SOURCE DATA:
•••

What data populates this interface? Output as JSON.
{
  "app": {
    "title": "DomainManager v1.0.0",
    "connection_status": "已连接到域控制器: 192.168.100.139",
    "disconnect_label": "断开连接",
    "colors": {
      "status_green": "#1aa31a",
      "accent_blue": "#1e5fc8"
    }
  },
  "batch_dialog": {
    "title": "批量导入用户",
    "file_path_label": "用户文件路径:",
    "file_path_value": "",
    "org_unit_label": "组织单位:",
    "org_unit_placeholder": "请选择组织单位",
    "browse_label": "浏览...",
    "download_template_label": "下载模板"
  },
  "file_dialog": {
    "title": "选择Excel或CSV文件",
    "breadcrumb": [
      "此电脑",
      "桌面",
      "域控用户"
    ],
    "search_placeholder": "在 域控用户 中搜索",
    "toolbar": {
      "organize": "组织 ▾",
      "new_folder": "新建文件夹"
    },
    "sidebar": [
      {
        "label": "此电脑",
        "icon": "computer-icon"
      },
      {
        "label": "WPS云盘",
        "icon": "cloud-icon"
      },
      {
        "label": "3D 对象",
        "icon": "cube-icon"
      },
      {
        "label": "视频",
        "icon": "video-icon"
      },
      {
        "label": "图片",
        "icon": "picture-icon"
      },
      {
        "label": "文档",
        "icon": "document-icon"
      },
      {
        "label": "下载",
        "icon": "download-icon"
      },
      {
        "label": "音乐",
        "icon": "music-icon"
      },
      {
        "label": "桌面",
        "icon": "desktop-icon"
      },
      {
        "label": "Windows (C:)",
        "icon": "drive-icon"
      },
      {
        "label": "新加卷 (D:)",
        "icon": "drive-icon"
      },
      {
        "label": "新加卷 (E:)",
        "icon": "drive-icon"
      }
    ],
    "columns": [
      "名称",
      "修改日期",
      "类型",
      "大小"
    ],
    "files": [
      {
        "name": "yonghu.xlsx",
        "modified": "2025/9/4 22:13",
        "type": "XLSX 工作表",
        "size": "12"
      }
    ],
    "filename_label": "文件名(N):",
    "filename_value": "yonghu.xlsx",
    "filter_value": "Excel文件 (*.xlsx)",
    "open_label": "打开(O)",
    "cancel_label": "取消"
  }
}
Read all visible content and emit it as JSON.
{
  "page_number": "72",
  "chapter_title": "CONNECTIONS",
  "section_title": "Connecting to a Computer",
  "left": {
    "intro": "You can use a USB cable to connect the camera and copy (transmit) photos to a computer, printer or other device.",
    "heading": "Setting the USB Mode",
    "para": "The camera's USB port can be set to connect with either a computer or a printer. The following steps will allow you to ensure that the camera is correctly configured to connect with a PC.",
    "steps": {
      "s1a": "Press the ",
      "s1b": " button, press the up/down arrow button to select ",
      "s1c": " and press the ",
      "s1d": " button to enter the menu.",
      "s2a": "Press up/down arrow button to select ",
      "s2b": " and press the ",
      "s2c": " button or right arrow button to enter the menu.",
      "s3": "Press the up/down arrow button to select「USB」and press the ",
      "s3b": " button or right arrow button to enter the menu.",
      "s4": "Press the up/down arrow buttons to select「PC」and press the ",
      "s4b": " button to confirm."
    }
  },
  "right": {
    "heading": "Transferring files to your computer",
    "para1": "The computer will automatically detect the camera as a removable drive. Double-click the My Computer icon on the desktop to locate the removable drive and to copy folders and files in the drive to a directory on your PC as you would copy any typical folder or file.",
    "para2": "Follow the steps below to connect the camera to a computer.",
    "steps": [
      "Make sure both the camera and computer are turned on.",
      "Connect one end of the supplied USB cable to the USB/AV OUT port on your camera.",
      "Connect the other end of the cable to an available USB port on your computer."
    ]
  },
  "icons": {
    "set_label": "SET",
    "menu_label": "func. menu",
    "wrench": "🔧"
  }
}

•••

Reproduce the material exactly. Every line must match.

What data populates this interface? Output as JSON.
{
  "app": {
    "title": "DomainManager v1.0.0",
    "connection_status": "已连接到域控制器: 192.168.100.139",
    "disconnect_label": "断开连接",
    "colors": {
      "status_green": "#1aa31a",
      "accent_blue": "#1e5fc8"
    }
  },
  "batch_dialog": {
    "title": "批量导入用户",
    "file_path_label": "用户文件路径:",
    "file_path_value": "",
    "org_unit_label": "组织单位:",
    "org_unit_placeholder": "请选择组织单位",
    "browse_label": "浏览...",
    "download_template_label": "下载模板"
  },
  "file_dialog": {
    "title": "选择Excel或CSV文件",
    "breadcrumb": [
      "此电脑",
      "桌面",
      "域控用户"
    ],
    "search_placeholder": "在 域控用户 中搜索",
    "toolbar": {
      "organize": "组织 ▾",
      "new_folder": "新建文件夹"
    },
    "sidebar": [
      {
        "label": "此电脑",
        "icon": "computer-icon"
      },
      {
        "label": "WPS云盘",
        "icon": "cloud-icon"
      },
      {
        "label": "3D 对象",
        "icon": "cube-icon"
      },
      {
        "label": "视频",
        "icon": "video-icon"
      },
      {
        "label": "图片",
        "icon": "picture-icon"
      },
      {
        "label": "文档",
        "icon": "document-icon"
      },
      {
        "label": "下载",
        "icon": "download-icon"
      },
      {
        "label": "音乐",
        "icon": "music-icon"
      },
      {
        "label": "桌面",
        "icon": "desktop-icon"
      },
      {
        "label": "Windows (C:)",
        "icon": "drive-icon"
      },
      {
        "label": "新加卷 (D:)",
        "icon": "drive-icon"
      },
      {
        "label": "新加卷 (E:)",
        "icon": "drive-icon"
      }
    ],
    "columns": [
      "名称",
      "修改日期",
      "类型",
      "大小"
    ],
    "files": [
      {
        "name": "yonghu.xlsx",
        "modified": "2025/9/4 22:13",
        "type": "XLSX 工作表",
        "size": "12"
      }
    ],
    "filename_label": "文件名(N):",
    "filename_value": "yonghu.xlsx",
    "filter_value": "Excel文件 (*.xlsx)",
    "open_label": "打开(O)",
    "cancel_label": "取消"
  }
}
Read all visible content and emit it as JSON.
{
  "page_number": "72",
  "chapter_title": "CONNECTIONS",
  "section_title": "Connecting to a Computer",
  "left": {
    "intro": "You can use a USB cable to connect the camera and copy (transmit) photos to a computer, printer or other device.",
    "heading": "Setting the USB Mode",
    "para": "The camera's USB port can be set to connect with either a computer or a printer. The following steps will allow you to ensure that the camera is correctly configured to connect with a PC.",
    "steps": {
      "s1a": "Press the ",
      "s1b": " button, press the up/down arrow button to select ",
      "s1c": " and press the ",
      "s1d": " button to enter the menu.",
      "s2a": "Press up/down arrow button to select ",
      "s2b": " and press the ",
      "s2c": " button or right arrow button to enter the menu.",
      "s3": "Press the up/down arrow button to select「USB」and press the ",
      "s3b": " button or right arrow button to enter the menu.",
      "s4": "Press the up/down arrow buttons to select「PC」and press the ",
      "s4b": " button to confirm."
    }
  },
  "right": {
    "heading": "Transferring files to your computer",
    "para1": "The computer will automatically detect the camera as a removable drive. Double-click the My Computer icon on the desktop to locate the removable drive and to copy folders and files in the drive to a directory on your PC as you would copy any typical folder or file.",
    "para2": "Follow the steps below to connect the camera to a computer.",
    "steps": [
      "Make sure both the camera and computer are turned on.",
      "Connect one end of the supplied USB cable to the USB/AV OUT port on your camera.",
      "Connect the other end of the cable to an available USB port on your computer."
    ]
  },
  "icons": {
    "set_label": "SET",
    "menu_label": "func. menu",
    "wrench": "🔧"
  }
}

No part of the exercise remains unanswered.